  1. (now rare) Old furniture or other items that take up room, or are stored away. [from 16th c.]
    • 1751, Tobias Smollett, The Adventures of Peregrine Pickle, vol. III, ch. 88:
      I was visited by the duke of L—, a friend of my lord, who found me sitting upon a trunk, in a poor little dining-room filled with lumber, and lighted with two bits of tallow-candle, which had been left over night.
  2. (figuratively) Useless or cumbrous material. [from 17th c.]
    • 1711, Alexander Pope, An Essay on Criticism:
      The bookful blockhead ignorantly read, / With loads of learned lumber in his head, []

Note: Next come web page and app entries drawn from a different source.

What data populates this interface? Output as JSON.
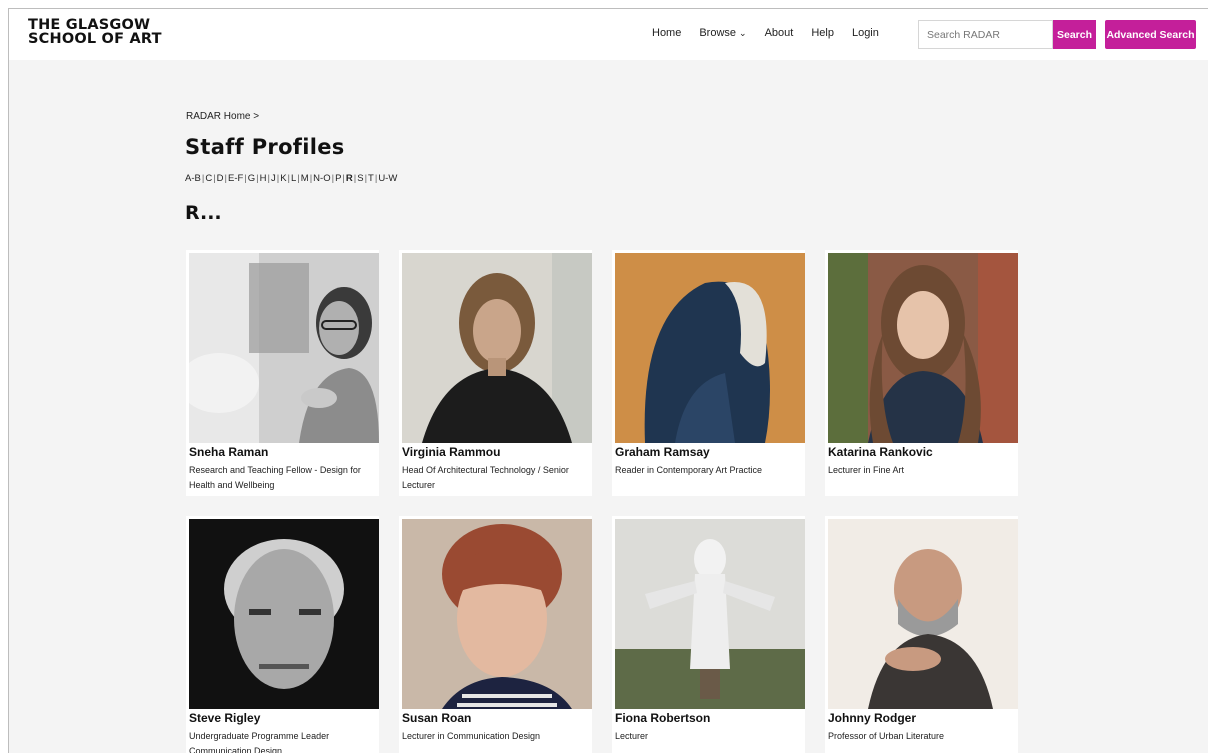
{
  "header": {
    "logo_line1": "THE GLASGOW",
    "logo_line2": "SCHOOL OF ART",
    "nav": [
      "Home",
      "Browse",
      "About",
      "Help",
      "Login"
    ],
    "search_placeholder": "Search RADAR",
    "search_button": "Search",
    "advanced_button": "Advanced Search",
    "accent": "#c41f9a"
  },
  "breadcrumb": "RADAR Home >",
  "page_title": "Staff Profiles",
  "az_index": {
    "items": [
      "A-B",
      "C",
      "D",
      "E-F",
      "G",
      "H",
      "J",
      "K",
      "L",
      "M",
      "N-O",
      "P",
      "R",
      "S",
      "T",
      "U-W"
    ],
    "current": "R"
  },
  "letter_heading": "R...",
  "staff": [
    {
      "name": "Sneha Raman",
      "role": "Research and Teaching Fellow - Design for Health and Wellbeing"
    },
    {
      "name": "Virginia Rammou",
      "role": "Head Of Architectural Technology / Senior Lecturer"
    },
    {
      "name": "Graham Ramsay",
      "role": "Reader in Contemporary Art Practice"
    },
    {
      "name": "Katarina Rankovic",
      "role": "Lecturer in Fine Art"
    },
    {
      "name": "Steve Rigley",
      "role": "Undergraduate Programme Leader Communication Design"
    },
    {
      "name": "Susan Roan",
      "role": "Lecturer in Communication Design"
    },
    {
      "name": "Fiona Robertson",
      "role": "Lecturer"
    },
    {
      "name": "Johnny Rodger",
      "role": "Professor of Urban Literature"
    }
  ]
}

  3. (obsolete) A pawnbroker's shop, or room for storing articles put in pawn; hence, a pledge, or pawn. [17th–18th c.]
    • a. 1746, Lady Grisell Baillie Murray, Memoirs of the Lives and Characters of the Right Honourable George Baillie
      They put all the little plate they had [] in the lumber, which is pawning it, till the ships came.

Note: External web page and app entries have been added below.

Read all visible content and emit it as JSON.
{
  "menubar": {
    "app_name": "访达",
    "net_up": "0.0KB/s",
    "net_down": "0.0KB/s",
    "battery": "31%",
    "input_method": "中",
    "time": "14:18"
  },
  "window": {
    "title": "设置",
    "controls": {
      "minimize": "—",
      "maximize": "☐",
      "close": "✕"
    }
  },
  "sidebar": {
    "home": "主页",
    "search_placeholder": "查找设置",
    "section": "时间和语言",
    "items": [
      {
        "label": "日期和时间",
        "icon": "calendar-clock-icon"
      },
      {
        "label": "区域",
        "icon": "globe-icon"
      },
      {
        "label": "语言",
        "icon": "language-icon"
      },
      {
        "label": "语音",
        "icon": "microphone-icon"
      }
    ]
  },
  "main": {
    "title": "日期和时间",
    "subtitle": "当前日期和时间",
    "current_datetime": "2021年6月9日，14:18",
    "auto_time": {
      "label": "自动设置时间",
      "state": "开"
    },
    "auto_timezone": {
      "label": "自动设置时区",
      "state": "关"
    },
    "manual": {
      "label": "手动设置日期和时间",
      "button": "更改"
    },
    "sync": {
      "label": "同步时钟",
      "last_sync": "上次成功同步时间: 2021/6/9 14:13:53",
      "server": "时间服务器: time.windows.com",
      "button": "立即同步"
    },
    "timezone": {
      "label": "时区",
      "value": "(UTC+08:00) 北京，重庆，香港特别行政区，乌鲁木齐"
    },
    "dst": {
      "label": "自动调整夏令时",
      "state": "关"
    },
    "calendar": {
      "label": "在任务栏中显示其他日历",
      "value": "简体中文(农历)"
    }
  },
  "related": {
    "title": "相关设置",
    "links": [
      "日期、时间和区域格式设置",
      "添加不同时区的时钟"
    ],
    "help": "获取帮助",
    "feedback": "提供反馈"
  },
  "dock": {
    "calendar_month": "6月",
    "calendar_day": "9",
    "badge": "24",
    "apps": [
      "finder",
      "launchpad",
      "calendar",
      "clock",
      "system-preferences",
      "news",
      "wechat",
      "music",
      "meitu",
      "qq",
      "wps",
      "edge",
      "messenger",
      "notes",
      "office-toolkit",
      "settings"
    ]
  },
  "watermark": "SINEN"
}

  4. (Canada, US) Wood sawn into planks or otherwise prepared for sale or use, especially as a building material. [from 17th c.]
    • 1782, H. de Crèvecoeur, Letters from an American Farmer:
      Here they live by fishing on the most plentiful coasts in the world; there they fell trees, by the sides of large rivers, for masts and lumber [] .
    • 1883, Chester A. Arthur, Third State of the Union Address, 4 December:
      The resources of Alaska, especially in fur, mines, and lumber, are considerable in extent and capable of large development, while its geographical situation is one of political and commercial importance.;
  5. (baseball, slang) A baseball bat.




lumber (third-person singular simple present lumbers, present participle lumbering, simple past and past participle lumbered)

  1. (intransitive) To move clumsily and heavily; to move slowly.
    • 1816, Sir Walter Scott, The Antiquary
      ...he was only apprized of the arrival of the Monkbarns division by the gee-hupping of the postilion, as the post-chaise lumbered up behind him.
    • 2002, Russell Allen, "Incantations of the Apprentice", on Symphony X, The Odyssey.
      Through eerie reach of ancient woods / Where lumbering mists arise / I journey for nines moons of the year / To where a land of legend lies
  2. (transitive, with with) To load down with things, to fill, to encumber, to impose an unwanted burden on
    They’ve lumbered me with all these suitcases.
    I got lumbered with that boring woman all afternoon.
  3. To heap together in disorder.
    • 1677, Thomas Rymer, The Tragedies of the Last Age Consider'd
      so much stuff lumberd together
  4. To fill or encumber with lumber.
    to lumber up a room

Related terms[edit]